A part of me feels obligated to be enraged by Rupert Sander’s new, mostly-Americanized Ghost in the Shell remake. I can’t shake the feeling that I SHOULD be enraged at this whole endeavor, this is cold, vapid, flashy film. BUT honestly, and I’m shocked at how ho-hum this whole affair turned out to be. Hardly anything in this film reeks of out-right terrible-less-ness; apart from the casting mistakes made during pre- production, bad-movie-lovers are in for just as much disappointment as those with high expectations; only those of us in the middle are going to have any kind of fun.
Speaking of fun, it’s refreshing that the original film’s stylish Eastern cyberpunk look and feel are the best part of this package; the setting is striking and beautiful, the world is an exceptionally well crafted, and the action scenes are flashy as ever. It’s just a shame that nothing else offered here really measures up to the eye-candy. The plot retains the cold, over-complicated cyberpunk trappings of the original, but with an over-simplified core and drastically reworked main storyline (also there is a noticeable lack of exposition-dumps and heavy philosophical monologues). The plot is a predictable trek through exhausted sci-fi beats at best, with the super solider Major (played by Johansson) investigating a connected trail of murders while also aiming to uncover mysteries of her hidden past. As she slowly beings to unravel the layers of conspiracy at work, one can’t help but feel that this is all fairly rote and predictable, despite the film trying really hard to get you involved in its characters (something the original film was disinterested in doing).

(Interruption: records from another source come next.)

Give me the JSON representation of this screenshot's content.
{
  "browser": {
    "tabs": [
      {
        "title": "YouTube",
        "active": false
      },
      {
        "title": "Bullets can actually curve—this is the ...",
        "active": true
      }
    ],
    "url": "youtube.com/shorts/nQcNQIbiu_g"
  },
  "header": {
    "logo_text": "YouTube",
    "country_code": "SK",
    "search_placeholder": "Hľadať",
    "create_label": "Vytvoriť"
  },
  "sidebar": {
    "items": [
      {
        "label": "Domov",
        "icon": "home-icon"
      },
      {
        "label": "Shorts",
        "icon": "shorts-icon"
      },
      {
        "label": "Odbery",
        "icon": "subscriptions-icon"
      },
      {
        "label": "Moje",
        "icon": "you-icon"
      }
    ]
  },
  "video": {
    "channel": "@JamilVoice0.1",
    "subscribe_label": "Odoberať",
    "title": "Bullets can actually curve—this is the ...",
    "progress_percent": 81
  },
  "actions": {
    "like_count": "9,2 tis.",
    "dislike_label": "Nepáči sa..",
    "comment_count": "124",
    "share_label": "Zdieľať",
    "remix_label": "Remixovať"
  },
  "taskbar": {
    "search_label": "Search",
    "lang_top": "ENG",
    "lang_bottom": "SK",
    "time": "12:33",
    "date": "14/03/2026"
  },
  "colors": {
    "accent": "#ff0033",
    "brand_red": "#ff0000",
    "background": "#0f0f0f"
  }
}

Oh, and I guess we’re going to talk about the casting decisions now? Look, there’s no easy way to go about it; diversity in cinemas has been an ongoing movement within Hollywood and popular culture, and this film’s decision to cast a white woman as the lead character of a film whose cultural influence is undeniable, it’s just heartbreaking to see that the original’s heritage is deemed as being a detriment to the film’s success. YES, the director’s argument that Johansson’s involvement was the instrumental piece that completed the “how do we get this made” puzzle isn’t moot. But in this particular case, it’s easy to conclude from a distance that the politics of Hollywood have leaned in favor of those who believed Johansson would get people in cinemas, and this film is now what we got. Personally, as a person who deeply believes in the importance of representation and diversity, I feel like the casting here was a huge missed opportunity. (As a side note, it is worth pointing out that the film has a vast amount of representation with its supporting characters, which I feel is worth pointing out).
To be perfectly honest, this whole movie is a missed opportunity. The spectacle is appreciated, but it alone can’t save this underwhelming film.